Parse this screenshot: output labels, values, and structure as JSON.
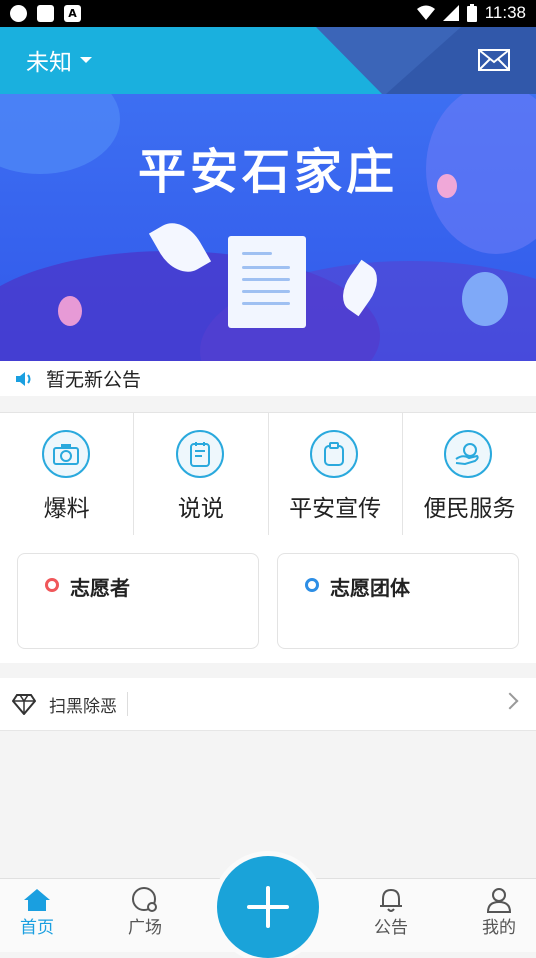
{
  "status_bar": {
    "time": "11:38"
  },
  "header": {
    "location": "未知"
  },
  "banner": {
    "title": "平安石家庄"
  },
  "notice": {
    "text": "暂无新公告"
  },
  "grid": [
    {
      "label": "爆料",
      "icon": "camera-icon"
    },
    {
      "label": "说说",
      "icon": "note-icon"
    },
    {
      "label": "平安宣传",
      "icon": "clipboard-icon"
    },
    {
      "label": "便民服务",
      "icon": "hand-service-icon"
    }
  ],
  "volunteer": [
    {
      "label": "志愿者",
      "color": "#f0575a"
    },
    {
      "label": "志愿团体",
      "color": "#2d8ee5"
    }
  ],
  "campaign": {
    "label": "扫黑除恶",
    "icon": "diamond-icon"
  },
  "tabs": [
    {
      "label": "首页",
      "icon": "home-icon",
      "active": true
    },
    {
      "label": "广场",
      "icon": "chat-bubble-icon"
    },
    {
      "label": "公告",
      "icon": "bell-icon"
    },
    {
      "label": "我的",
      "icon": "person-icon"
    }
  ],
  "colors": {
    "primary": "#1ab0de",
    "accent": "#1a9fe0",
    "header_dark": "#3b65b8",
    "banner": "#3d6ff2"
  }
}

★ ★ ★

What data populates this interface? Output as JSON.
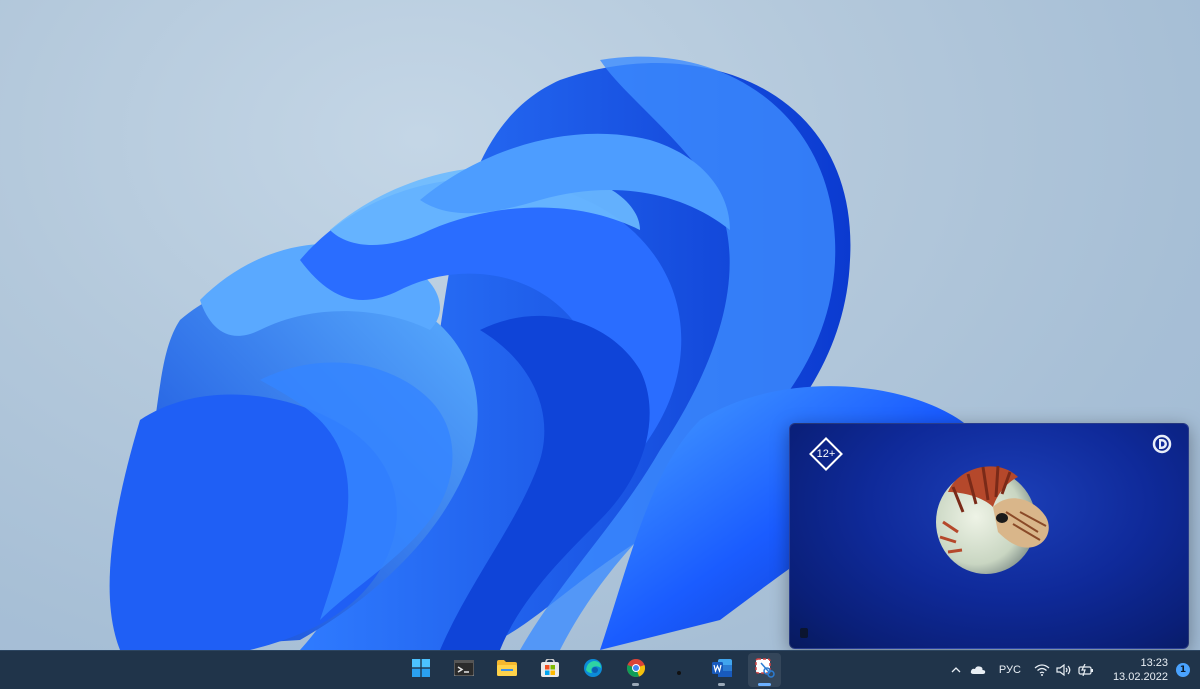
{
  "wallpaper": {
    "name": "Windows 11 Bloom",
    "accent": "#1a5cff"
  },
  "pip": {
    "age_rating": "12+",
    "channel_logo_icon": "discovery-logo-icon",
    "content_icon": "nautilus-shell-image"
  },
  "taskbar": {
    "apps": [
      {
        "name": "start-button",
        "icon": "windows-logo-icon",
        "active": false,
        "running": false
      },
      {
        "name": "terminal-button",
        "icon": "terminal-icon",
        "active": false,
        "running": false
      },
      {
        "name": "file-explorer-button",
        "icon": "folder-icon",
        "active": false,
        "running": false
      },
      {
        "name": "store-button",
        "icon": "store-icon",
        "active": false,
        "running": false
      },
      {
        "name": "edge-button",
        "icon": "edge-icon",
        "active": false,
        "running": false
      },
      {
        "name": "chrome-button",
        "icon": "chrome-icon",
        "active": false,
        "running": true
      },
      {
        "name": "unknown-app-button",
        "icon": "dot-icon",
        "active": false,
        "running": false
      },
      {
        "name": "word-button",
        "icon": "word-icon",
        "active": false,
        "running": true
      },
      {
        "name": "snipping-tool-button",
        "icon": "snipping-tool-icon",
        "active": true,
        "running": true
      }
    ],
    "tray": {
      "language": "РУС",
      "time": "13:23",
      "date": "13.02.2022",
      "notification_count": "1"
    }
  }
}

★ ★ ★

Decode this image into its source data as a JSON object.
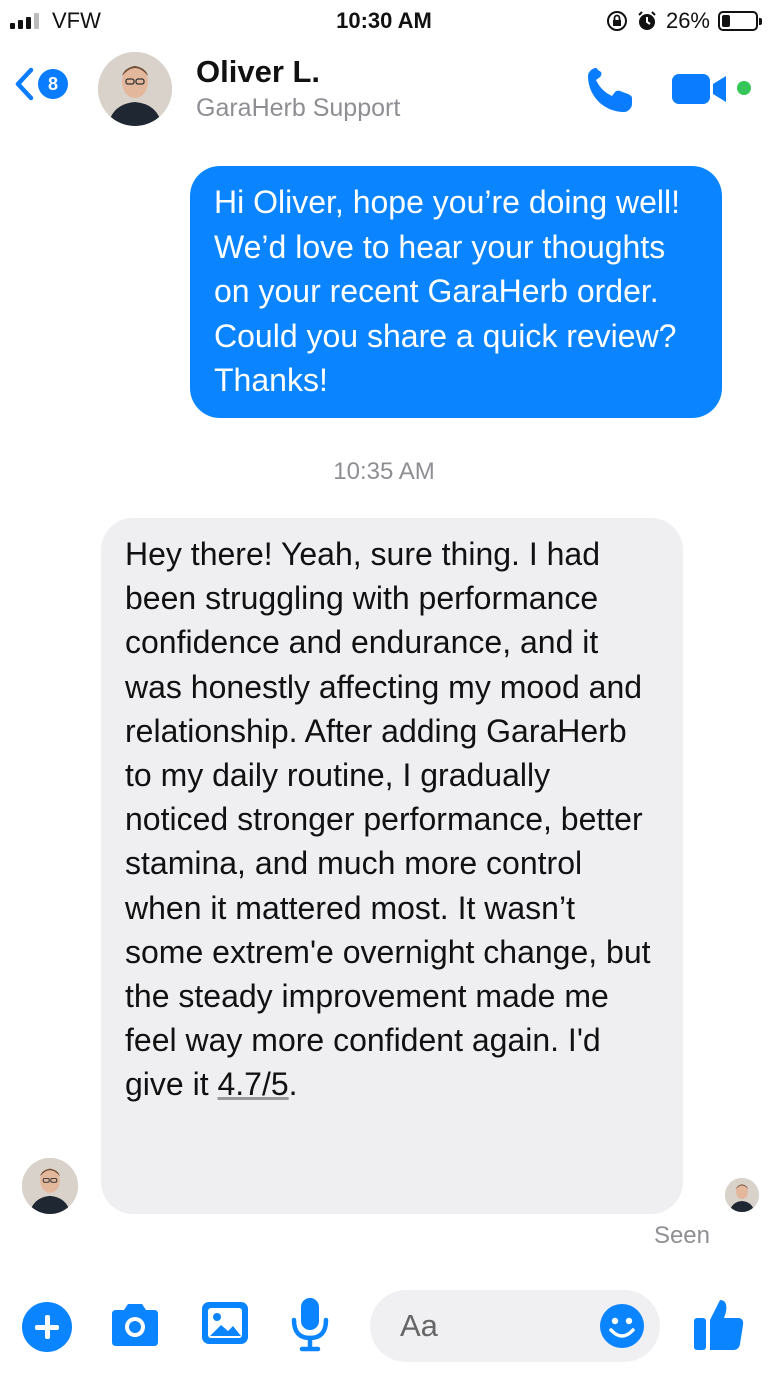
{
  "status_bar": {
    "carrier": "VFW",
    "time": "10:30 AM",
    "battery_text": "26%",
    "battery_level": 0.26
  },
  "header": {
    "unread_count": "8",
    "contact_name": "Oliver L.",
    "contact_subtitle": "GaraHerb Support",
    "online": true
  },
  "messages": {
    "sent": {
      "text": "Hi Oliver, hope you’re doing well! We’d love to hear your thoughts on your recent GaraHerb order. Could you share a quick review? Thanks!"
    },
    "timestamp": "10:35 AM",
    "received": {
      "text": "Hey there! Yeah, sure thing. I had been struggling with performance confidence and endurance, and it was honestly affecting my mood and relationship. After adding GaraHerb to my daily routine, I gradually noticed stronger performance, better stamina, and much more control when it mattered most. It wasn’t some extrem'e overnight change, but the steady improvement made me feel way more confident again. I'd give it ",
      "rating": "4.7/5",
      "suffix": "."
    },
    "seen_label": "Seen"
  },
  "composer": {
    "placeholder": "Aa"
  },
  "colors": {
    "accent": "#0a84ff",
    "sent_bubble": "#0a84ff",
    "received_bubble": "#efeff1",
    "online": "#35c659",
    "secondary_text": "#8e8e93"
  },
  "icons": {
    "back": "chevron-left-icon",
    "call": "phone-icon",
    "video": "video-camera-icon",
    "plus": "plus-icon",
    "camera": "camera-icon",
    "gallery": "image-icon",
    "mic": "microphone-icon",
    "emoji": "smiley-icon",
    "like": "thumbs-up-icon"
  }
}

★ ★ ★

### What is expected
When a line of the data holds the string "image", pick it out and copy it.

### Answer to this problem
    "content_icon": "nautilus-shell-image"
Decode this image into its source data as a JSON object.
    "gallery": "image-icon",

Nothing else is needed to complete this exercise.